* **The records**
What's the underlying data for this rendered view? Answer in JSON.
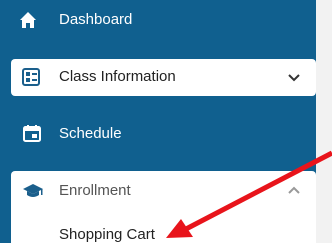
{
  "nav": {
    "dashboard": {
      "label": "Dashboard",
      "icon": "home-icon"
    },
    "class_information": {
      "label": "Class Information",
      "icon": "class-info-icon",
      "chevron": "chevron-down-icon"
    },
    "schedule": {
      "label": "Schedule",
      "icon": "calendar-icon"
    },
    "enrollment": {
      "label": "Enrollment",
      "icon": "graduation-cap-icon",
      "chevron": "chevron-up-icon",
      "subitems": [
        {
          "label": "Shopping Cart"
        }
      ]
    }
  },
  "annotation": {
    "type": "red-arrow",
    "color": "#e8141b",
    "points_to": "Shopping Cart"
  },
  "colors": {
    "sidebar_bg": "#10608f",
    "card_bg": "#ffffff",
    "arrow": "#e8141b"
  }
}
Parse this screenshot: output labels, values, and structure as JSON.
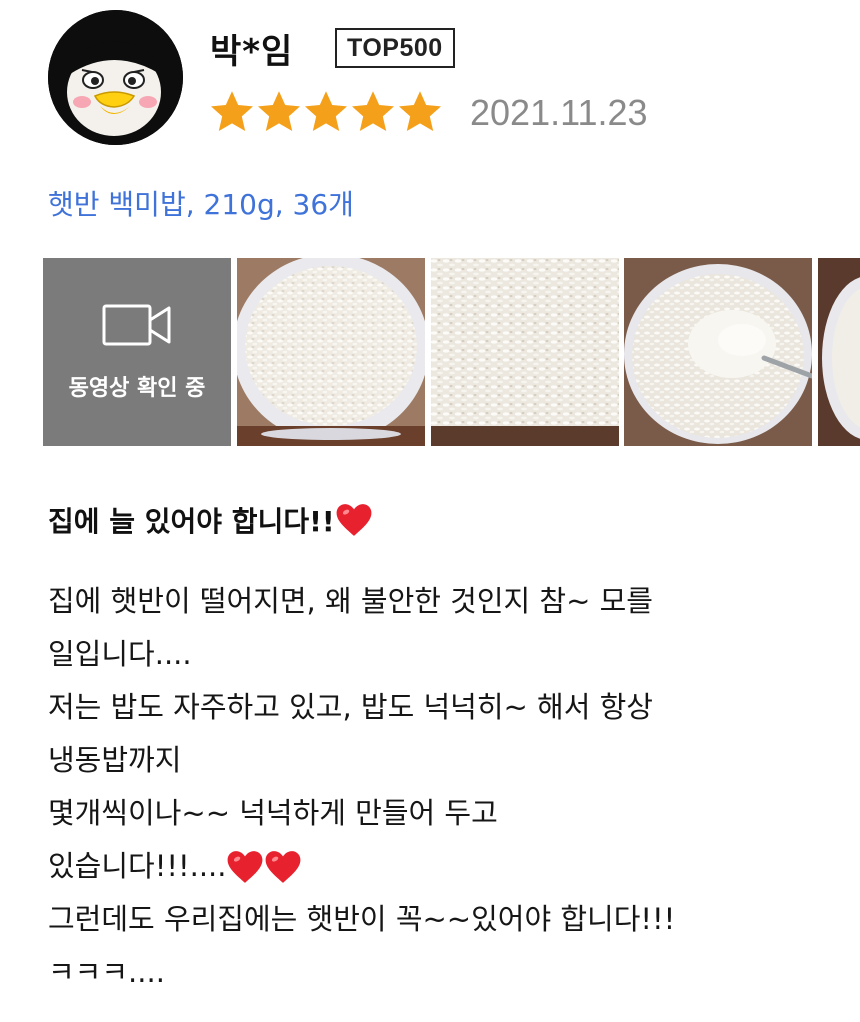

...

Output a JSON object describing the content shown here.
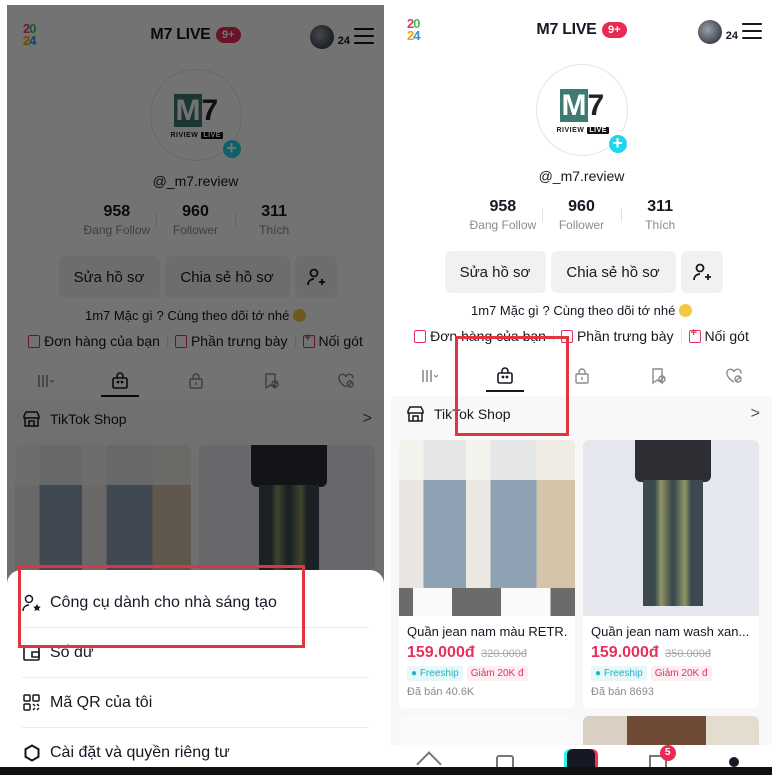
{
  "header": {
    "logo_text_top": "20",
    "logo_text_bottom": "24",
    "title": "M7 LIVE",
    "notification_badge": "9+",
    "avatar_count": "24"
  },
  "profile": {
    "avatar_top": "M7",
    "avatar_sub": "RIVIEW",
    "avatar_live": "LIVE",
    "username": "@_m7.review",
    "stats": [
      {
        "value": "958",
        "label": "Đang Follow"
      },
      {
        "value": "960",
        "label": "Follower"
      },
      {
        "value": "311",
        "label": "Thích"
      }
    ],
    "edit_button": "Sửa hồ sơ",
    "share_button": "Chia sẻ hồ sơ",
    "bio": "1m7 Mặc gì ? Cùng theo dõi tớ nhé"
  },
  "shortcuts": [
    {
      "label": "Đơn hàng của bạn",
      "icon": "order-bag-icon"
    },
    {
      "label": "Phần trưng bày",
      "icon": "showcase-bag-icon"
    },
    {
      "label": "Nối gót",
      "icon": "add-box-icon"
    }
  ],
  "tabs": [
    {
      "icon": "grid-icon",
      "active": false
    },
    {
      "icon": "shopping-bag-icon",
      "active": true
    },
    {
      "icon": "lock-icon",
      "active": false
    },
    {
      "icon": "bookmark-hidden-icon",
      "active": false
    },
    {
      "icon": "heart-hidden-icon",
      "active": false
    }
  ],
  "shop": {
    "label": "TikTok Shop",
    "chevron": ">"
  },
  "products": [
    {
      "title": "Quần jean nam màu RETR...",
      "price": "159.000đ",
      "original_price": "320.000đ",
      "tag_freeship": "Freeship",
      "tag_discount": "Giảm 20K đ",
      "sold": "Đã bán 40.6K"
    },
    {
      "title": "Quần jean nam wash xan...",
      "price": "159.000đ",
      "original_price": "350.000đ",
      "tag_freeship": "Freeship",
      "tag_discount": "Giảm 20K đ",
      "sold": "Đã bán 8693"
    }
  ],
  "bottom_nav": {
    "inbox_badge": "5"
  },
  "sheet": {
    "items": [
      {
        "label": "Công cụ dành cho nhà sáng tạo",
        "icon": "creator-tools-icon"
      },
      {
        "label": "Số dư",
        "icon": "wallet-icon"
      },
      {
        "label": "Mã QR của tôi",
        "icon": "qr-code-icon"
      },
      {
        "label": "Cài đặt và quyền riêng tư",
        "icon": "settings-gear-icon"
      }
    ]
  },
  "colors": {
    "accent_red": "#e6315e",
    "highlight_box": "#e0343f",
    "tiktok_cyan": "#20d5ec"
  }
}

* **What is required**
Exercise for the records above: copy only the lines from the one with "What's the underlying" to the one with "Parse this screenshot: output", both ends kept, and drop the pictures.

* **Expected output**
What's the underlying data for this rendered view? Answer in JSON.
{
  "nav": {
    "dashboard": {
      "label": "Dashboard",
      "icon": "home-icon"
    },
    "class_information": {
      "label": "Class Information",
      "icon": "class-info-icon",
      "chevron": "chevron-down-icon"
    },
    "schedule": {
      "label": "Schedule",
      "icon": "calendar-icon"
    },
    "enrollment": {
      "label": "Enrollment",
      "icon": "graduation-cap-icon",
      "chevron": "chevron-up-icon",
      "subitems": [
        {
          "label": "Shopping Cart"
        }
      ]
    }
  },
  "annotation": {
    "type": "red-arrow",
    "color": "#e8141b",
    "points_to": "Shopping Cart"
  },
  "colors": {
    "sidebar_bg": "#10608f",
    "card_bg": "#ffffff",
    "arrow": "#e8141b"
  }
}
Parse this screenshot: output labels, values, and structure as JSON.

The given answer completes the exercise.